▶ Requirement
Scan the entries below and return each line that contains "true".

▶ Dataset entries
= = = =

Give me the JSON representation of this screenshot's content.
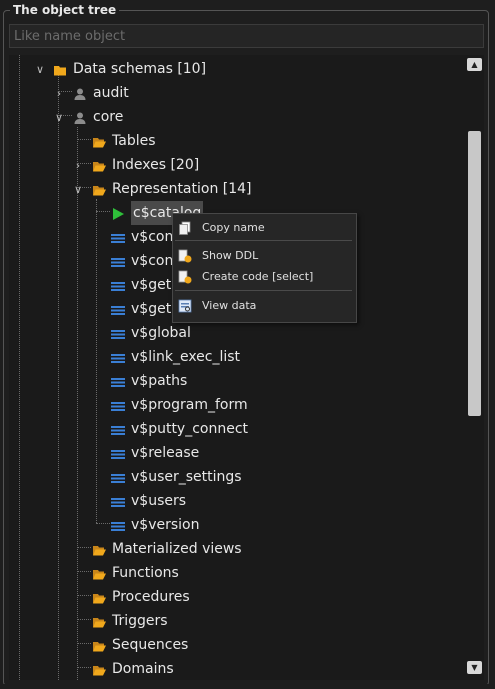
{
  "panel": {
    "title": "The object tree",
    "filter_placeholder": "Like name object"
  },
  "tree": {
    "rows": [
      {
        "label": "Data schemas [10]",
        "icon": "folder-icon",
        "expander": "expanded"
      },
      {
        "label": "audit",
        "icon": "user-icon",
        "expander": "collapsed"
      },
      {
        "label": "core",
        "icon": "user-icon",
        "expander": "expanded"
      },
      {
        "label": "Tables",
        "icon": "folder-open-icon",
        "expander": "none"
      },
      {
        "label": "Indexes [20]",
        "icon": "folder-open-icon",
        "expander": "collapsed"
      },
      {
        "label": "Representation [14]",
        "icon": "folder-open-icon",
        "expander": "expanded"
      },
      {
        "label": "c$catalog",
        "icon": "play-icon",
        "expander": "none",
        "selected": true
      },
      {
        "label": "v$con",
        "icon": "view-icon",
        "expander": "none"
      },
      {
        "label": "v$con",
        "icon": "view-icon",
        "expander": "none"
      },
      {
        "label": "v$get",
        "icon": "view-icon",
        "expander": "none"
      },
      {
        "label": "v$get",
        "icon": "view-icon",
        "expander": "none"
      },
      {
        "label": "v$global",
        "icon": "view-icon",
        "expander": "none"
      },
      {
        "label": "v$link_exec_list",
        "icon": "view-icon",
        "expander": "none"
      },
      {
        "label": "v$paths",
        "icon": "view-icon",
        "expander": "none"
      },
      {
        "label": "v$program_form",
        "icon": "view-icon",
        "expander": "none"
      },
      {
        "label": "v$putty_connect",
        "icon": "view-icon",
        "expander": "none"
      },
      {
        "label": "v$release",
        "icon": "view-icon",
        "expander": "none"
      },
      {
        "label": "v$user_settings",
        "icon": "view-icon",
        "expander": "none"
      },
      {
        "label": "v$users",
        "icon": "view-icon",
        "expander": "none"
      },
      {
        "label": "v$version",
        "icon": "view-icon",
        "expander": "none"
      },
      {
        "label": "Materialized views",
        "icon": "folder-open-icon",
        "expander": "none"
      },
      {
        "label": "Functions",
        "icon": "folder-open-icon",
        "expander": "none"
      },
      {
        "label": "Procedures",
        "icon": "folder-open-icon",
        "expander": "none"
      },
      {
        "label": "Triggers",
        "icon": "folder-open-icon",
        "expander": "none"
      },
      {
        "label": "Sequences",
        "icon": "folder-open-icon",
        "expander": "none"
      },
      {
        "label": "Domains",
        "icon": "folder-open-icon",
        "expander": "none"
      }
    ]
  },
  "context_menu": {
    "items": [
      {
        "label": "Copy name",
        "icon": "copy-icon"
      },
      {
        "label": "Show DDL",
        "icon": "ddl-icon"
      },
      {
        "label": "Create code [select]",
        "icon": "code-icon"
      },
      {
        "label": "View data",
        "icon": "view-data-icon"
      }
    ]
  },
  "colors": {
    "background": "#1e1e1e",
    "folder": "#f0a81c",
    "view_icon": "#3a7fd5",
    "play": "#2fbf3a",
    "selection": "#4a4a4a"
  }
}
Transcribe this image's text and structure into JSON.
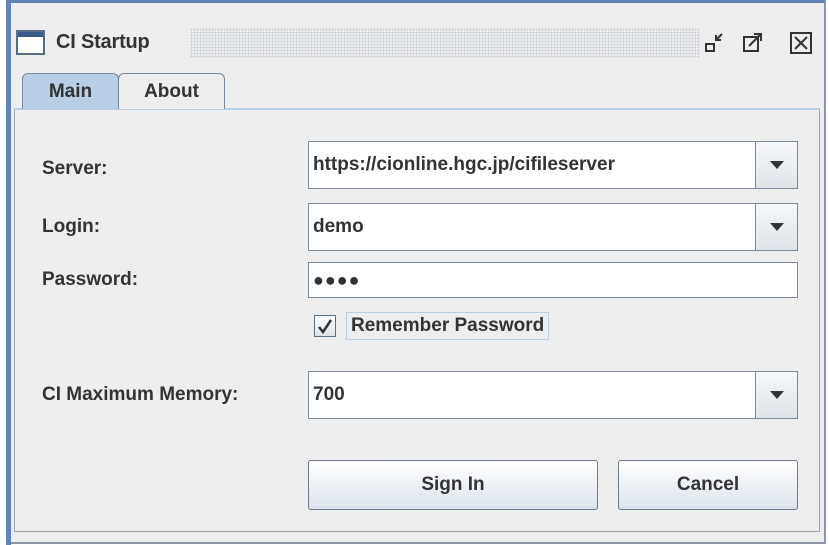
{
  "window": {
    "title": "CI Startup",
    "icon": "window-icon",
    "controls": [
      "minimize-icon",
      "maximize-icon",
      "close-icon"
    ]
  },
  "tabs": [
    {
      "label": "Main",
      "selected": true
    },
    {
      "label": "About",
      "selected": false
    }
  ],
  "form": {
    "server_label": "Server:",
    "server_value": "https://cionline.hgc.jp/cifileserver",
    "login_label": "Login:",
    "login_value": "demo",
    "password_label": "Password:",
    "password_value": "●●●●",
    "remember_label": "Remember Password",
    "remember_checked": true,
    "memory_label": "CI Maximum Memory:",
    "memory_value": "700"
  },
  "buttons": {
    "sign_in": "Sign In",
    "cancel": "Cancel"
  },
  "colors": {
    "accent": "#6383b5",
    "tab_selected": "#b8cfe5",
    "background": "#eeeeee"
  }
}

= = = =

▶ Answer below
        "selected": true
      "selected": true
    "remember_checked": true,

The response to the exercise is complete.